| Your assignment |
The data below is to be set down exactly.

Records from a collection
※

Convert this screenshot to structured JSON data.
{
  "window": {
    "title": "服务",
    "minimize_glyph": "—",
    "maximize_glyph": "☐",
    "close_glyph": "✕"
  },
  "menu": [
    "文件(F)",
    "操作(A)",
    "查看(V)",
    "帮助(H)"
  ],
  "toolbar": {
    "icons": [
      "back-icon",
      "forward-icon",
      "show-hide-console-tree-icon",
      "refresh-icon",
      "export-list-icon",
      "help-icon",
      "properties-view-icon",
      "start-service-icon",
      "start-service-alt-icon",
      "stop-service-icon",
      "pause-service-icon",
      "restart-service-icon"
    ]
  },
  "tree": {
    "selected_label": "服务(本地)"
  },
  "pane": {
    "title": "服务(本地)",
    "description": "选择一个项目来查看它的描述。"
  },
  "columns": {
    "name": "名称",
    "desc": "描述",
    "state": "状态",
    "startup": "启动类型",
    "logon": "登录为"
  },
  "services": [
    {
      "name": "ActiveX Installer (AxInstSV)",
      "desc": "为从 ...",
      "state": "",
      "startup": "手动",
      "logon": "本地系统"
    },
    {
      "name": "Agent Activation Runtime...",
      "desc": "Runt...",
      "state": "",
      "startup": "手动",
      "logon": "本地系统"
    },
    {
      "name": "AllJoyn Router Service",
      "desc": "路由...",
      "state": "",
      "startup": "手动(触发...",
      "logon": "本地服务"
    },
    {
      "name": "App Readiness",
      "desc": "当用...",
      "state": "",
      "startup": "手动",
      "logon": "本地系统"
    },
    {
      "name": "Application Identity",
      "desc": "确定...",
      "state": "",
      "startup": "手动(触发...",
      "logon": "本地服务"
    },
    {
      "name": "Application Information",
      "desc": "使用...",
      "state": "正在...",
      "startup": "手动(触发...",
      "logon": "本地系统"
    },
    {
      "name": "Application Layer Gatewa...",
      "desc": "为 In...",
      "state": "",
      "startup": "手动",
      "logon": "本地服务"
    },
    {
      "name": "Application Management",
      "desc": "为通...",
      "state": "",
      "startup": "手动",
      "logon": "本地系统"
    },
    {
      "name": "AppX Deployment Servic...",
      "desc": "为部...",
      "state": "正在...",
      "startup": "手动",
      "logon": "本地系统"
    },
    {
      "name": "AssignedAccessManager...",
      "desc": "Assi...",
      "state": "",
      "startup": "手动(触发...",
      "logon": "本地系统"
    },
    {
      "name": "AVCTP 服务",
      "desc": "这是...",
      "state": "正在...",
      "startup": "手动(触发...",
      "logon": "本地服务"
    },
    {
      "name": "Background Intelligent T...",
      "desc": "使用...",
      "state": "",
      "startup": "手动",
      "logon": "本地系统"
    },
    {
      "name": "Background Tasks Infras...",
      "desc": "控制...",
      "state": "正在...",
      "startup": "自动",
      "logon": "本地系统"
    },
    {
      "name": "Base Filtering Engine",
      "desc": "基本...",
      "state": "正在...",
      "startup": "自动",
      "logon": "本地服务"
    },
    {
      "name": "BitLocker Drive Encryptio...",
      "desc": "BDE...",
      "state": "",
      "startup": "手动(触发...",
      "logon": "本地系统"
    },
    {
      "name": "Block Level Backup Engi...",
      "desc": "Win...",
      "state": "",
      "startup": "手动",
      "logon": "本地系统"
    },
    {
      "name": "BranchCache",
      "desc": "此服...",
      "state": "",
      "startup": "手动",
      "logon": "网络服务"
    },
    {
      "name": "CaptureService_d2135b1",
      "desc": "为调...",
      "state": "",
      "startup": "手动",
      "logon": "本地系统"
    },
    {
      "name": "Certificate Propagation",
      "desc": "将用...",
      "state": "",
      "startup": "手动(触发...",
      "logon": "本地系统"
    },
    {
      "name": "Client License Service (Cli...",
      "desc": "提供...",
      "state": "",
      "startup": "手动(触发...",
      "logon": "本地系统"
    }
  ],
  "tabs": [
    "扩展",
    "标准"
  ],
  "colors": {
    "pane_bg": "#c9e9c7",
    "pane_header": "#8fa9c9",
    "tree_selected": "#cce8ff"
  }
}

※

| Response |
Convert this screenshot to structured JSON data.
{
  "window": {
    "title": "服务",
    "minimize_glyph": "—",
    "maximize_glyph": "☐",
    "close_glyph": "✕"
  },
  "menu": [
    "文件(F)",
    "操作(A)",
    "查看(V)",
    "帮助(H)"
  ],
  "toolbar": {
    "icons": [
      "back-icon",
      "forward-icon",
      "show-hide-console-tree-icon",
      "refresh-icon",
      "export-list-icon",
      "help-icon",
      "properties-view-icon",
      "start-service-icon",
      "start-service-alt-icon",
      "stop-service-icon",
      "pause-service-icon",
      "restart-service-icon"
    ]
  },
  "tree": {
    "selected_label": "服务(本地)"
  },
  "pane": {
    "title": "服务(本地)",
    "description": "选择一个项目来查看它的描述。"
  },
  "columns": {
    "name": "名称",
    "desc": "描述",
    "state": "状态",
    "startup": "启动类型",
    "logon": "登录为"
  },
  "services": [
    {
      "name": "ActiveX Installer (AxInstSV)",
      "desc": "为从 ...",
      "state": "",
      "startup": "手动",
      "logon": "本地系统"
    },
    {
      "name": "Agent Activation Runtime...",
      "desc": "Runt...",
      "state": "",
      "startup": "手动",
      "logon": "本地系统"
    },
    {
      "name": "AllJoyn Router Service",
      "desc": "路由...",
      "state": "",
      "startup": "手动(触发...",
      "logon": "本地服务"
    },
    {
      "name": "App Readiness",
      "desc": "当用...",
      "state": "",
      "startup": "手动",
      "logon": "本地系统"
    },
    {
      "name": "Application Identity",
      "desc": "确定...",
      "state": "",
      "startup": "手动(触发...",
      "logon": "本地服务"
    },
    {
      "name": "Application Information",
      "desc": "使用...",
      "state": "正在...",
      "startup": "手动(触发...",
      "logon": "本地系统"
    },
    {
      "name": "Application Layer Gatewa...",
      "desc": "为 In...",
      "state": "",
      "startup": "手动",
      "logon": "本地服务"
    },
    {
      "name": "Application Management",
      "desc": "为通...",
      "state": "",
      "startup": "手动",
      "logon": "本地系统"
    },
    {
      "name": "AppX Deployment Servic...",
      "desc": "为部...",
      "state": "正在...",
      "startup": "手动",
      "logon": "本地系统"
    },
    {
      "name": "AssignedAccessManager...",
      "desc": "Assi...",
      "state": "",
      "startup": "手动(触发...",
      "logon": "本地系统"
    },
    {
      "name": "AVCTP 服务",
      "desc": "这是...",
      "state": "正在...",
      "startup": "手动(触发...",
      "logon": "本地服务"
    },
    {
      "name": "Background Intelligent T...",
      "desc": "使用...",
      "state": "",
      "startup": "手动",
      "logon": "本地系统"
    },
    {
      "name": "Background Tasks Infras...",
      "desc": "控制...",
      "state": "正在...",
      "startup": "自动",
      "logon": "本地系统"
    },
    {
      "name": "Base Filtering Engine",
      "desc": "基本...",
      "state": "正在...",
      "startup": "自动",
      "logon": "本地服务"
    },
    {
      "name": "BitLocker Drive Encryptio...",
      "desc": "BDE...",
      "state": "",
      "startup": "手动(触发...",
      "logon": "本地系统"
    },
    {
      "name": "Block Level Backup Engi...",
      "desc": "Win...",
      "state": "",
      "startup": "手动",
      "logon": "本地系统"
    },
    {
      "name": "BranchCache",
      "desc": "此服...",
      "state": "",
      "startup": "手动",
      "logon": "网络服务"
    },
    {
      "name": "CaptureService_d2135b1",
      "desc": "为调...",
      "state": "",
      "startup": "手动",
      "logon": "本地系统"
    },
    {
      "name": "Certificate Propagation",
      "desc": "将用...",
      "state": "",
      "startup": "手动(触发...",
      "logon": "本地系统"
    },
    {
      "name": "Client License Service (Cli...",
      "desc": "提供...",
      "state": "",
      "startup": "手动(触发...",
      "logon": "本地系统"
    }
  ],
  "tabs": [
    "扩展",
    "标准"
  ],
  "colors": {
    "pane_bg": "#c9e9c7",
    "pane_header": "#8fa9c9",
    "tree_selected": "#cce8ff"
  }
}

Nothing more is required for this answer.